Task directions =
Only the text of the records belongs in the answer; the pictures must be dropped.

Records supplied =
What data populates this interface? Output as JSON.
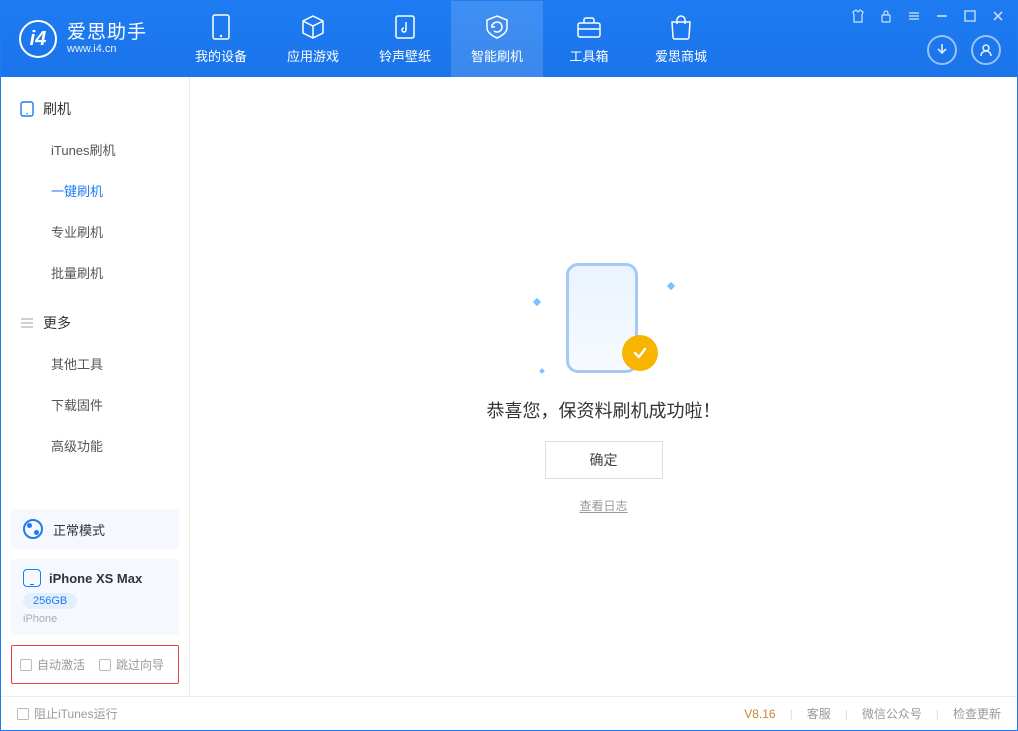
{
  "app": {
    "title": "爱思助手",
    "url": "www.i4.cn"
  },
  "tabs": [
    {
      "label": "我的设备"
    },
    {
      "label": "应用游戏"
    },
    {
      "label": "铃声壁纸"
    },
    {
      "label": "智能刷机"
    },
    {
      "label": "工具箱"
    },
    {
      "label": "爱思商城"
    }
  ],
  "sidebar": {
    "group1_label": "刷机",
    "items1": [
      {
        "label": "iTunes刷机"
      },
      {
        "label": "一键刷机"
      },
      {
        "label": "专业刷机"
      },
      {
        "label": "批量刷机"
      }
    ],
    "group2_label": "更多",
    "items2": [
      {
        "label": "其他工具"
      },
      {
        "label": "下载固件"
      },
      {
        "label": "高级功能"
      }
    ]
  },
  "mode": {
    "label": "正常模式"
  },
  "device": {
    "name": "iPhone XS Max",
    "storage": "256GB",
    "type": "iPhone"
  },
  "options": {
    "auto_activate": "自动激活",
    "skip_guide": "跳过向导"
  },
  "main": {
    "success_text": "恭喜您，保资料刷机成功啦！",
    "ok_label": "确定",
    "log_link": "查看日志"
  },
  "footer": {
    "block_itunes": "阻止iTunes运行",
    "version": "V8.16",
    "link_support": "客服",
    "link_wechat": "微信公众号",
    "link_update": "检查更新"
  }
}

Response for this exercise =
What data populates this interface? Output as JSON.
{
  "app": {
    "title": "爱思助手",
    "url": "www.i4.cn"
  },
  "tabs": [
    {
      "label": "我的设备"
    },
    {
      "label": "应用游戏"
    },
    {
      "label": "铃声壁纸"
    },
    {
      "label": "智能刷机"
    },
    {
      "label": "工具箱"
    },
    {
      "label": "爱思商城"
    }
  ],
  "sidebar": {
    "group1_label": "刷机",
    "items1": [
      {
        "label": "iTunes刷机"
      },
      {
        "label": "一键刷机"
      },
      {
        "label": "专业刷机"
      },
      {
        "label": "批量刷机"
      }
    ],
    "group2_label": "更多",
    "items2": [
      {
        "label": "其他工具"
      },
      {
        "label": "下载固件"
      },
      {
        "label": "高级功能"
      }
    ]
  },
  "mode": {
    "label": "正常模式"
  },
  "device": {
    "name": "iPhone XS Max",
    "storage": "256GB",
    "type": "iPhone"
  },
  "options": {
    "auto_activate": "自动激活",
    "skip_guide": "跳过向导"
  },
  "main": {
    "success_text": "恭喜您，保资料刷机成功啦！",
    "ok_label": "确定",
    "log_link": "查看日志"
  },
  "footer": {
    "block_itunes": "阻止iTunes运行",
    "version": "V8.16",
    "link_support": "客服",
    "link_wechat": "微信公众号",
    "link_update": "检查更新"
  }
}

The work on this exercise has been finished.